**Task directions**
Among the entries, which lines carry the string "karolis"? Copy every one.

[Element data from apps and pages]
════════

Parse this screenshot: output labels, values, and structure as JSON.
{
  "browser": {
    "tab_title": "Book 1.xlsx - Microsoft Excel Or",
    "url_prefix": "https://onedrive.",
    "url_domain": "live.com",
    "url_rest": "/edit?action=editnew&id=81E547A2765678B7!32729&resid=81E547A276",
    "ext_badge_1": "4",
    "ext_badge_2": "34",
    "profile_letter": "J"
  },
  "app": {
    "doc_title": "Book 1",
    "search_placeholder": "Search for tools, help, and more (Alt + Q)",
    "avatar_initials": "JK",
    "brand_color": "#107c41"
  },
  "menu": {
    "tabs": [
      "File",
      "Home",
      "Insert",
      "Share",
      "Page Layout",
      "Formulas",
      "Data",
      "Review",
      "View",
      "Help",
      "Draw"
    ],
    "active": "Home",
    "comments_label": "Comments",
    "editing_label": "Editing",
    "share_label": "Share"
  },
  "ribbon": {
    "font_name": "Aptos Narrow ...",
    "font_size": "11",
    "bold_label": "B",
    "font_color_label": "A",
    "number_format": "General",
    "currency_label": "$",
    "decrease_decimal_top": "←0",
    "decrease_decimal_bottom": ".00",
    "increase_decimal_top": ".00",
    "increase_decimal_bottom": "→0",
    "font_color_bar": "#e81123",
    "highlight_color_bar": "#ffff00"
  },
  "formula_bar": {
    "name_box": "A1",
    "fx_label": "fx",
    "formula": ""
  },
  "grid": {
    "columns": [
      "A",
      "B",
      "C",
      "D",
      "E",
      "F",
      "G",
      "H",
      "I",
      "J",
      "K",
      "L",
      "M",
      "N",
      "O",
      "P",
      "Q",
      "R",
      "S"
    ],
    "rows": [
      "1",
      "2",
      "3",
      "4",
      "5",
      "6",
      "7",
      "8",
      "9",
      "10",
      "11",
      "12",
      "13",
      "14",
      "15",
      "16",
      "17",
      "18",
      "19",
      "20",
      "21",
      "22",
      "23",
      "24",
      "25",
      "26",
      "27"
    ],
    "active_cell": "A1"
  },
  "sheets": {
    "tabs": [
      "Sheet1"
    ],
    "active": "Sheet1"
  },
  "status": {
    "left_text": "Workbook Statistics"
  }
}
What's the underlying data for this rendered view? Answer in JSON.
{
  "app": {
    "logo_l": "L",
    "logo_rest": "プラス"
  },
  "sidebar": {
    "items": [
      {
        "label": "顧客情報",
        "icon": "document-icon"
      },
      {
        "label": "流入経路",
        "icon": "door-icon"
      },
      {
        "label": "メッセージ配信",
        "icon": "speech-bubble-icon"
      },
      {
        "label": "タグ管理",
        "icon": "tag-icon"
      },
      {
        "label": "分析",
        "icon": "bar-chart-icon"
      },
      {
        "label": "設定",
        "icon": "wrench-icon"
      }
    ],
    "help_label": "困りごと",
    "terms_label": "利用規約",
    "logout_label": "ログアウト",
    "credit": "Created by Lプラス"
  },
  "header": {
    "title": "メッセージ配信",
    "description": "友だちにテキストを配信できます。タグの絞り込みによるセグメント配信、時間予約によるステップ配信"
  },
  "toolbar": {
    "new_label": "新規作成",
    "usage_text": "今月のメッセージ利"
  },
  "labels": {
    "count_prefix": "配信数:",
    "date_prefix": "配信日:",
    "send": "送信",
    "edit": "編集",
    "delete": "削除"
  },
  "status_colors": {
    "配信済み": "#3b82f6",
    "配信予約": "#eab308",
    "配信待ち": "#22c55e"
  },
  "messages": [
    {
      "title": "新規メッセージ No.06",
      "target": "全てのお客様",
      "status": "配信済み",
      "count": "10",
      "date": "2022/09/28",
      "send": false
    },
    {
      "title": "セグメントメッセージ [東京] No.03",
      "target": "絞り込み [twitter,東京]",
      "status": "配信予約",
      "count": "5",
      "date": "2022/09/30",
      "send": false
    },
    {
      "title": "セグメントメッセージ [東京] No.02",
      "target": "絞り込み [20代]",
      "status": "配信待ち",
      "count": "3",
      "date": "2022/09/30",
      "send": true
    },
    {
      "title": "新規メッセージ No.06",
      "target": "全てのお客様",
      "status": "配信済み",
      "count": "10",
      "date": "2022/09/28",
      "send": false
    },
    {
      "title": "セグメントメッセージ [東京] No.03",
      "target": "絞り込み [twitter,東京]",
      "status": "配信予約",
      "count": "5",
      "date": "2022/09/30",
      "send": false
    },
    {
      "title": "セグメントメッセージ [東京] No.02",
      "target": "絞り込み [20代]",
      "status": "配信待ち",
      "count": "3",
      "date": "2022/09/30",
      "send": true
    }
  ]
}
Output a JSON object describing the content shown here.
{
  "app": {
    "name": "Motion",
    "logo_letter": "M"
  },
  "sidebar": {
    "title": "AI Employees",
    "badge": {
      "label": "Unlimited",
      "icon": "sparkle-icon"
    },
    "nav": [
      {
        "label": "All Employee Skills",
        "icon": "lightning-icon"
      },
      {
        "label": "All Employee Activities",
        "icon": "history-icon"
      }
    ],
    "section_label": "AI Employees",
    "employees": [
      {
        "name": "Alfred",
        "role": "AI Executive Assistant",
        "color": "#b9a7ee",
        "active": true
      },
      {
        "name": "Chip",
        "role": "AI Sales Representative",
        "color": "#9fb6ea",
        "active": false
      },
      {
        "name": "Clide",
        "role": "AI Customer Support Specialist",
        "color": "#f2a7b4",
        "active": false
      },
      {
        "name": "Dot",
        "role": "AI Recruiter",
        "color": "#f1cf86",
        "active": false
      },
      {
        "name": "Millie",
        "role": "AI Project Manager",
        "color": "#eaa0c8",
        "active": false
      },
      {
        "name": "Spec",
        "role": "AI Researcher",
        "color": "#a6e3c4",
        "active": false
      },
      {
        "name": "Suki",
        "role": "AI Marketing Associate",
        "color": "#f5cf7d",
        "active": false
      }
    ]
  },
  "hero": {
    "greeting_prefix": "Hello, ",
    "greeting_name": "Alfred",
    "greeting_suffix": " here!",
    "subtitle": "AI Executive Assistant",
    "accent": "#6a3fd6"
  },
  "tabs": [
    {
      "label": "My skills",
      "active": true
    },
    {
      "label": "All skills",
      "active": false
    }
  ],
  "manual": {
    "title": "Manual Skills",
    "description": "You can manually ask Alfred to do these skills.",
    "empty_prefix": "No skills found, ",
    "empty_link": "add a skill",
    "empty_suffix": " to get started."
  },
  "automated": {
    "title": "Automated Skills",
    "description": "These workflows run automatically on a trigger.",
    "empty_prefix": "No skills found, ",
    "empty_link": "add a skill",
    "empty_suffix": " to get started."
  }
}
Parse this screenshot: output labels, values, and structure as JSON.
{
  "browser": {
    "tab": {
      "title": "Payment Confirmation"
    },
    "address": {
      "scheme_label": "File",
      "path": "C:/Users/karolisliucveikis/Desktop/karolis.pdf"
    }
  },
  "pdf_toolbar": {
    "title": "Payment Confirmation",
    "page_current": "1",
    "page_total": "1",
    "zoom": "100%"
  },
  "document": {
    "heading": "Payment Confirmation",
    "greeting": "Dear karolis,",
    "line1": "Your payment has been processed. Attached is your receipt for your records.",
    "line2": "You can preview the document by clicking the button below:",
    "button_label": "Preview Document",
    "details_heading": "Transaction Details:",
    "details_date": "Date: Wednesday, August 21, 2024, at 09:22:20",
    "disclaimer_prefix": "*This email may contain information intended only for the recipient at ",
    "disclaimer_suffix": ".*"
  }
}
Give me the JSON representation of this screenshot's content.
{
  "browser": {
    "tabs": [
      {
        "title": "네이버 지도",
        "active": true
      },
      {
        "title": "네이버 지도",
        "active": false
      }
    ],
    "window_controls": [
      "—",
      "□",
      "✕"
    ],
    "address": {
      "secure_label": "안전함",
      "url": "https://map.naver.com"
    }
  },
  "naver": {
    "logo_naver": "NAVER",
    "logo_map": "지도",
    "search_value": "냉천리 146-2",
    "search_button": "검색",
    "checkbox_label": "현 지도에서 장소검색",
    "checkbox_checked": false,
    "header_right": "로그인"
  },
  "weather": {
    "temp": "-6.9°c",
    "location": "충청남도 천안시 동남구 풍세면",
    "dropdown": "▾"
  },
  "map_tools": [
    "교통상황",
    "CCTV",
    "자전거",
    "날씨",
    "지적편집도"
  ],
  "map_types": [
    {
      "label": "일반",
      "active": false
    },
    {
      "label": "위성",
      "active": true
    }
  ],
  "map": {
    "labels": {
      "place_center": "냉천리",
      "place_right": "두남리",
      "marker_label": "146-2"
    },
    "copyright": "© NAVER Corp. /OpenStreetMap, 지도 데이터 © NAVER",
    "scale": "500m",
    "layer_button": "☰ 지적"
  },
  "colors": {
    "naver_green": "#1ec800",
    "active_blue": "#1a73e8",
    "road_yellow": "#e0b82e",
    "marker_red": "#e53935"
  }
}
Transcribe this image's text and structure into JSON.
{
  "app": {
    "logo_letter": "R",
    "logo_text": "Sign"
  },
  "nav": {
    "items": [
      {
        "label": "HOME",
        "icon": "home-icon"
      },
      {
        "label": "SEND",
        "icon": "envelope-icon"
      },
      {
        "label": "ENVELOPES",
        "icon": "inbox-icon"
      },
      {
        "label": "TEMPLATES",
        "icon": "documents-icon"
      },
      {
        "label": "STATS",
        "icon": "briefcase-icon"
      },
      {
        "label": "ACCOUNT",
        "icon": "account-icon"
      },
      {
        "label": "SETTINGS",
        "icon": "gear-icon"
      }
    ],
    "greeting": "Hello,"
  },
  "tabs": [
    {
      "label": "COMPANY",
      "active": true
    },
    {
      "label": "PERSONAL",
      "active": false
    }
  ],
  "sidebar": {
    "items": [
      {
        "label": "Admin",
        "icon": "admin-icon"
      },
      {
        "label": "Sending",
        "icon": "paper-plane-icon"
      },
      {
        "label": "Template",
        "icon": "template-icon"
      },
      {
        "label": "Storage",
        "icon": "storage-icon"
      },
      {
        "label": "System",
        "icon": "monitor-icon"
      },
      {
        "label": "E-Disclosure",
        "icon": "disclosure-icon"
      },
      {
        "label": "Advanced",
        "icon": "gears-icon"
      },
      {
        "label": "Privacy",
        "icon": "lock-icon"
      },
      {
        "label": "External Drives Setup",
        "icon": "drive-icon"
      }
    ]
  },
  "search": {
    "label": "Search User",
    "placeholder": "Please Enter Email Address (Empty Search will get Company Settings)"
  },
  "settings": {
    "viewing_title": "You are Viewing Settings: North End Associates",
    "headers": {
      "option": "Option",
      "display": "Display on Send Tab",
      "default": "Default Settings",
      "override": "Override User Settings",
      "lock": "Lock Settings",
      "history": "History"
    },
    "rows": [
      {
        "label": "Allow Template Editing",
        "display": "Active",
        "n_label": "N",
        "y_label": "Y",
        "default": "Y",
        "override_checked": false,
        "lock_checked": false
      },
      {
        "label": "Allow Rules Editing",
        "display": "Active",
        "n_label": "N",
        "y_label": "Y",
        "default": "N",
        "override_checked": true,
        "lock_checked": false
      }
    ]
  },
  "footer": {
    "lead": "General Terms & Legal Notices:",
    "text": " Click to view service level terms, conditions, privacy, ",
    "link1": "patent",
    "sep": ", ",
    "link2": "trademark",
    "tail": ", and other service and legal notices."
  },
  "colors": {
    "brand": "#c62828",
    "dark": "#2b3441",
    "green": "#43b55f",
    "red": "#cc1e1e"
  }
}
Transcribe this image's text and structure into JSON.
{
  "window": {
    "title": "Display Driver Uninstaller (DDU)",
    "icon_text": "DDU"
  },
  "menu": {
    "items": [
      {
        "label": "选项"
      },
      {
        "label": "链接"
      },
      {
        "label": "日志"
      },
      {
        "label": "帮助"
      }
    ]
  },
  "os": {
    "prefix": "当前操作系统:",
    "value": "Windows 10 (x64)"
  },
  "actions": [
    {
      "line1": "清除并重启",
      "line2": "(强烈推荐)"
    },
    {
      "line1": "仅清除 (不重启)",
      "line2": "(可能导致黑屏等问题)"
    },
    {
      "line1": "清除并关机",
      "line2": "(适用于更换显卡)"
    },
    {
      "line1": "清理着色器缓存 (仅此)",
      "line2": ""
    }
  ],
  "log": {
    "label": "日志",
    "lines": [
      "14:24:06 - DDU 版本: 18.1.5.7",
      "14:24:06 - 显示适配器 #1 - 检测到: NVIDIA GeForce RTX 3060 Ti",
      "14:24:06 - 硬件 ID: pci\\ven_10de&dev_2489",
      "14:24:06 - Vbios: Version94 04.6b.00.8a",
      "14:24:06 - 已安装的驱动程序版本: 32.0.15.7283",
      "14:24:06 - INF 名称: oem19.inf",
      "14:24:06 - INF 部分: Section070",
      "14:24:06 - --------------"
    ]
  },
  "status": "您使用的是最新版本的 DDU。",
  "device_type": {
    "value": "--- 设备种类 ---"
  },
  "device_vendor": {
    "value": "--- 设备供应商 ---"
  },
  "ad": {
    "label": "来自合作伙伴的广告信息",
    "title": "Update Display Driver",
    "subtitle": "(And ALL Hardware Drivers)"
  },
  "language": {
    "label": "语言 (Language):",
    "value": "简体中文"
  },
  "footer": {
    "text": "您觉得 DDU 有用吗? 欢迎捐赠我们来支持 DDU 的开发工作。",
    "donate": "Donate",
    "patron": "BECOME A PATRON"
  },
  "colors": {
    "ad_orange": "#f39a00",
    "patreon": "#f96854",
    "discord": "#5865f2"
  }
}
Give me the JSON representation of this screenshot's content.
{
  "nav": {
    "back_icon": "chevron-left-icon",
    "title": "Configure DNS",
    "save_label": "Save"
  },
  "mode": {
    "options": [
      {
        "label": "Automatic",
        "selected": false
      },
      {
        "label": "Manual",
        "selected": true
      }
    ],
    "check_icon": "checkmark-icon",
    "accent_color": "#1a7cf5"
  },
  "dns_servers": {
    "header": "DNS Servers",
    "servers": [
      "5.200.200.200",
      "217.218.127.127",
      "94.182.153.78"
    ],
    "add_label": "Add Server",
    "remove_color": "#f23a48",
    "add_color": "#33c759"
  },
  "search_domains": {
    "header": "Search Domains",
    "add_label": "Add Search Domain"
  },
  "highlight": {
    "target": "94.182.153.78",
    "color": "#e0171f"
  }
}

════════

**Reply to the exercise**
      "path": "C:/Users/karolisliucveikis/Desktop/karolis.pdf"
    "greeting": "Dear karolis,",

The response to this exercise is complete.